EXERCISE DATA –
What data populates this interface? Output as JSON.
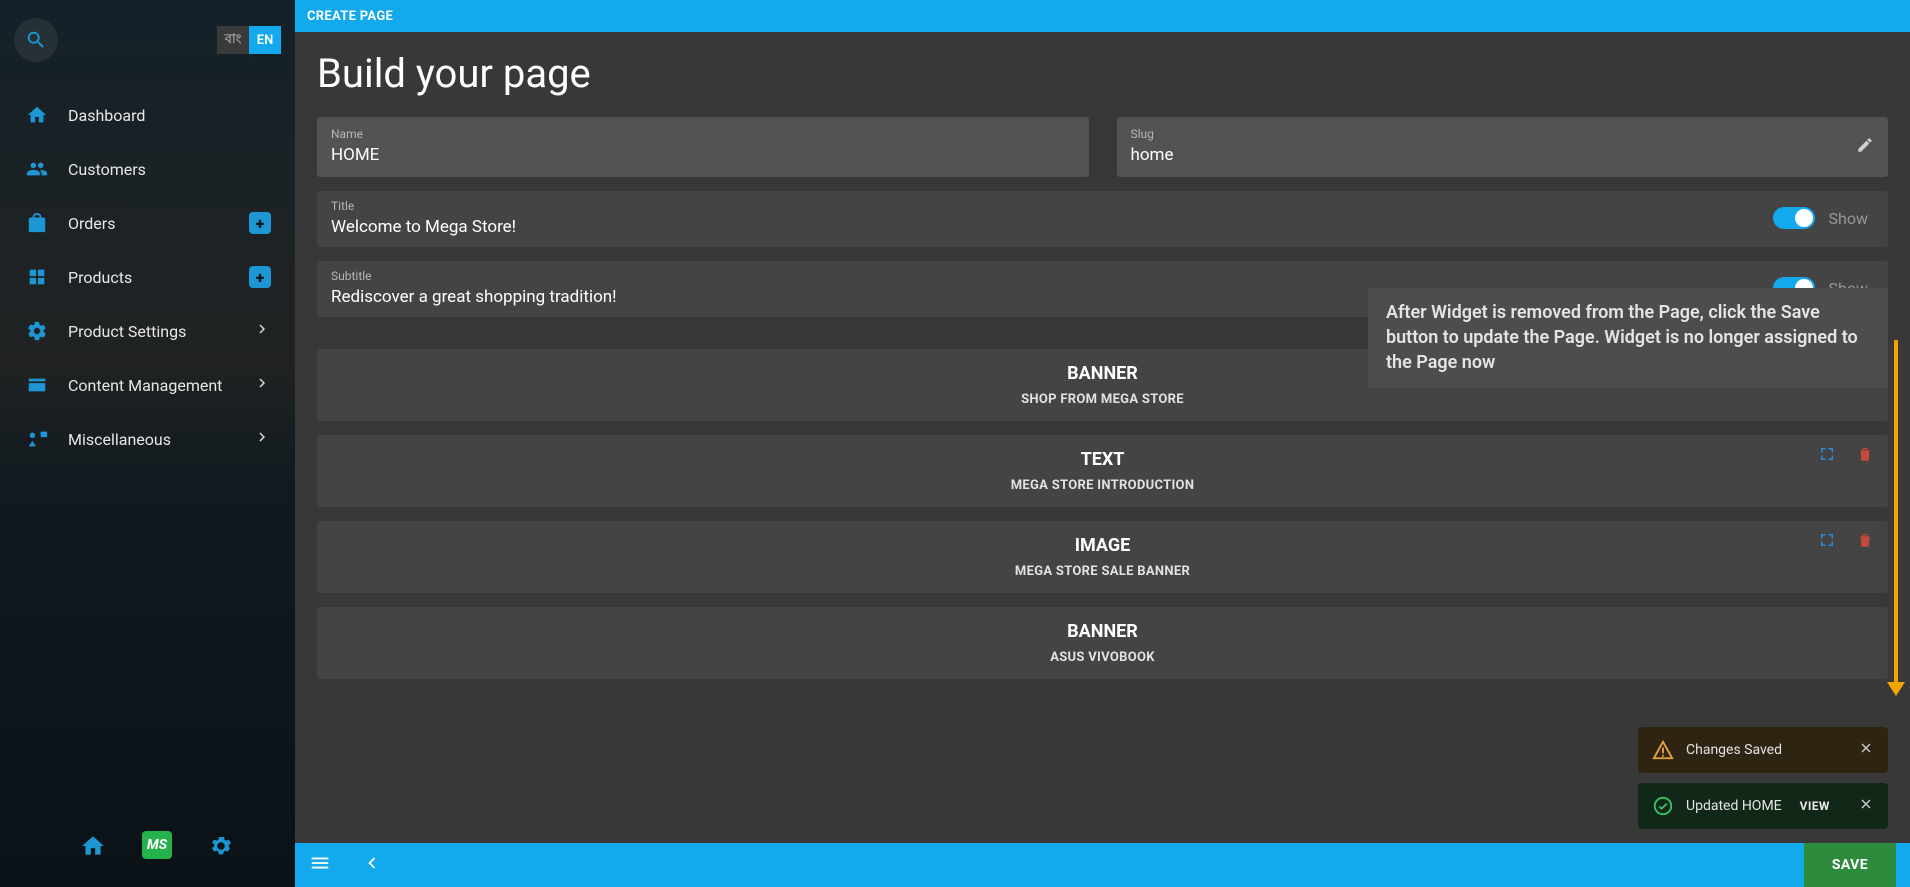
{
  "topbar": {
    "title": "CREATE PAGE"
  },
  "lang": {
    "bn": "বাং",
    "en": "EN"
  },
  "sidebar": {
    "items": [
      {
        "label": "Dashboard"
      },
      {
        "label": "Customers"
      },
      {
        "label": "Orders"
      },
      {
        "label": "Products"
      },
      {
        "label": "Product Settings"
      },
      {
        "label": "Content Management"
      },
      {
        "label": "Miscellaneous"
      }
    ],
    "footer_ms": "MS"
  },
  "page": {
    "heading": "Build your page",
    "name_label": "Name",
    "name_value": "HOME",
    "slug_label": "Slug",
    "slug_value": "home",
    "title_label": "Title",
    "title_value": "Welcome to Mega Store!",
    "subtitle_label": "Subtitle",
    "subtitle_value": "Rediscover a great shopping tradition!",
    "show_label": "Show"
  },
  "tooltip": "After Widget is removed from the Page, click the Save button to update the Page. Widget is no longer assigned to the Page now",
  "widgets": [
    {
      "type": "BANNER",
      "name": "SHOP FROM MEGA STORE"
    },
    {
      "type": "TEXT",
      "name": "MEGA STORE INTRODUCTION"
    },
    {
      "type": "IMAGE",
      "name": "MEGA STORE SALE BANNER"
    },
    {
      "type": "BANNER",
      "name": "ASUS VIVOBOOK"
    }
  ],
  "toasts": {
    "warn": "Changes Saved",
    "ok": "Updated HOME",
    "view": "VIEW"
  },
  "bottombar": {
    "save": "SAVE"
  }
}
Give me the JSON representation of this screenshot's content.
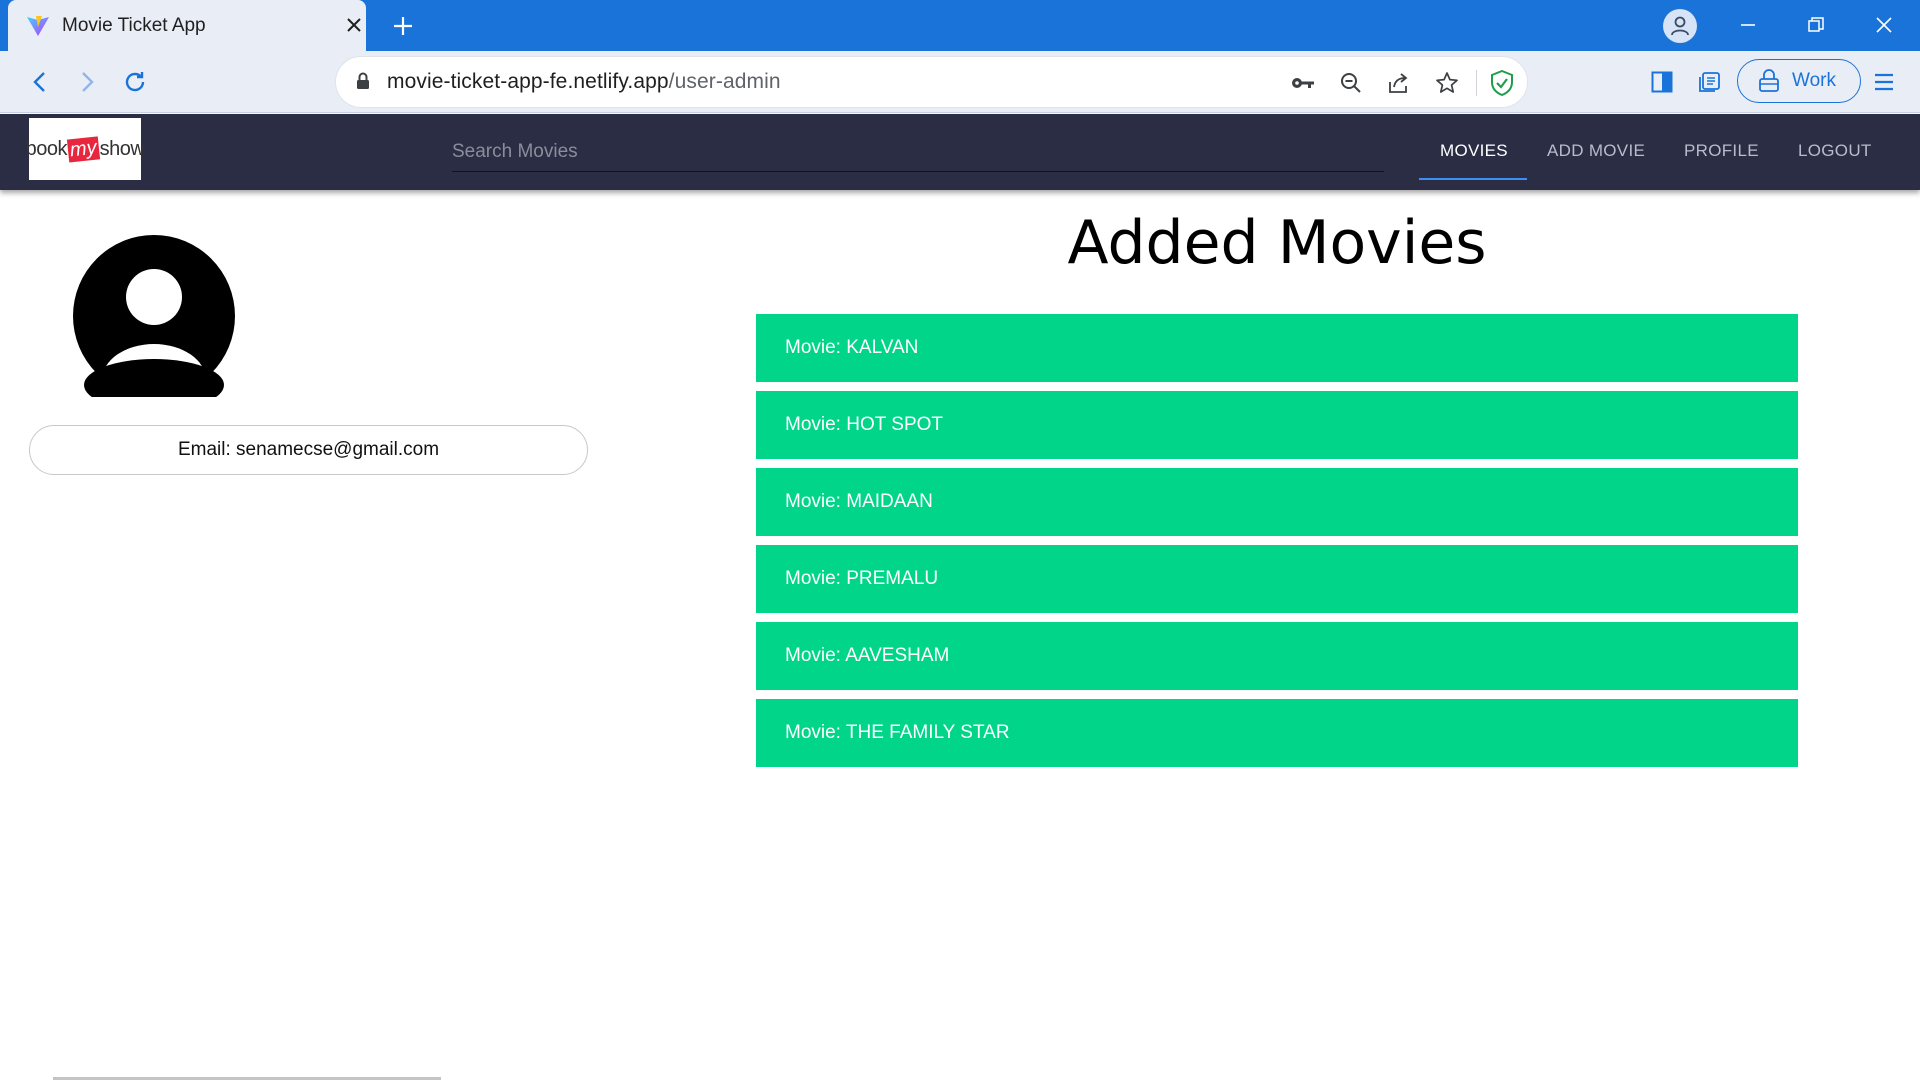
{
  "browser": {
    "tab_title": "Movie Ticket App",
    "url_host": "movie-ticket-app-fe.netlify.app",
    "url_path": "/user-admin",
    "profile_label": "Work",
    "accent_color": "#1a73d8"
  },
  "navbar": {
    "logo_text": {
      "book": "book",
      "my": "my",
      "show": "show"
    },
    "search_placeholder": "Search Movies",
    "links": [
      {
        "label": "MOVIES",
        "active": true
      },
      {
        "label": "ADD MOVIE",
        "active": false
      },
      {
        "label": "PROFILE",
        "active": false
      },
      {
        "label": "LOGOUT",
        "active": false
      }
    ],
    "background": "#2a2d43"
  },
  "profile": {
    "email_text": "Email: senamecse@gmail.com"
  },
  "movies": {
    "heading": "Added Movies",
    "card_color": "#00d589",
    "items": [
      {
        "label": "Movie: KALVAN"
      },
      {
        "label": "Movie: HOT SPOT"
      },
      {
        "label": "Movie: MAIDAAN"
      },
      {
        "label": "Movie: PREMALU"
      },
      {
        "label": "Movie: AAVESHAM"
      },
      {
        "label": "Movie: THE FAMILY STAR"
      }
    ]
  }
}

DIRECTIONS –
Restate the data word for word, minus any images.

TASK SOLUTION –
What data populates this interface? Output as JSON.
{
  "topbar": {
    "title": "CREATE PAGE"
  },
  "lang": {
    "bn": "বাং",
    "en": "EN"
  },
  "sidebar": {
    "items": [
      {
        "label": "Dashboard"
      },
      {
        "label": "Customers"
      },
      {
        "label": "Orders"
      },
      {
        "label": "Products"
      },
      {
        "label": "Product Settings"
      },
      {
        "label": "Content Management"
      },
      {
        "label": "Miscellaneous"
      }
    ],
    "footer_ms": "MS"
  },
  "page": {
    "heading": "Build your page",
    "name_label": "Name",
    "name_value": "HOME",
    "slug_label": "Slug",
    "slug_value": "home",
    "title_label": "Title",
    "title_value": "Welcome to Mega Store!",
    "subtitle_label": "Subtitle",
    "subtitle_value": "Rediscover a great shopping tradition!",
    "show_label": "Show"
  },
  "tooltip": "After Widget is removed from the Page, click the Save button to update the Page. Widget is no longer assigned to the Page now",
  "widgets": [
    {
      "type": "BANNER",
      "name": "SHOP FROM MEGA STORE"
    },
    {
      "type": "TEXT",
      "name": "MEGA STORE INTRODUCTION"
    },
    {
      "type": "IMAGE",
      "name": "MEGA STORE SALE BANNER"
    },
    {
      "type": "BANNER",
      "name": "ASUS VIVOBOOK"
    }
  ],
  "toasts": {
    "warn": "Changes Saved",
    "ok": "Updated HOME",
    "view": "VIEW"
  },
  "bottombar": {
    "save": "SAVE"
  }
}
Give me the JSON representation of this screenshot's content.
{
  "browser": {
    "tab_title": "Movie Ticket App",
    "url_host": "movie-ticket-app-fe.netlify.app",
    "url_path": "/user-admin",
    "profile_label": "Work",
    "accent_color": "#1a73d8"
  },
  "navbar": {
    "logo_text": {
      "book": "book",
      "my": "my",
      "show": "show"
    },
    "search_placeholder": "Search Movies",
    "links": [
      {
        "label": "MOVIES",
        "active": true
      },
      {
        "label": "ADD MOVIE",
        "active": false
      },
      {
        "label": "PROFILE",
        "active": false
      },
      {
        "label": "LOGOUT",
        "active": false
      }
    ],
    "background": "#2a2d43"
  },
  "profile": {
    "email_text": "Email: senamecse@gmail.com"
  },
  "movies": {
    "heading": "Added Movies",
    "card_color": "#00d589",
    "items": [
      {
        "label": "Movie: KALVAN"
      },
      {
        "label": "Movie: HOT SPOT"
      },
      {
        "label": "Movie: MAIDAAN"
      },
      {
        "label": "Movie: PREMALU"
      },
      {
        "label": "Movie: AAVESHAM"
      },
      {
        "label": "Movie: THE FAMILY STAR"
      }
    ]
  }
}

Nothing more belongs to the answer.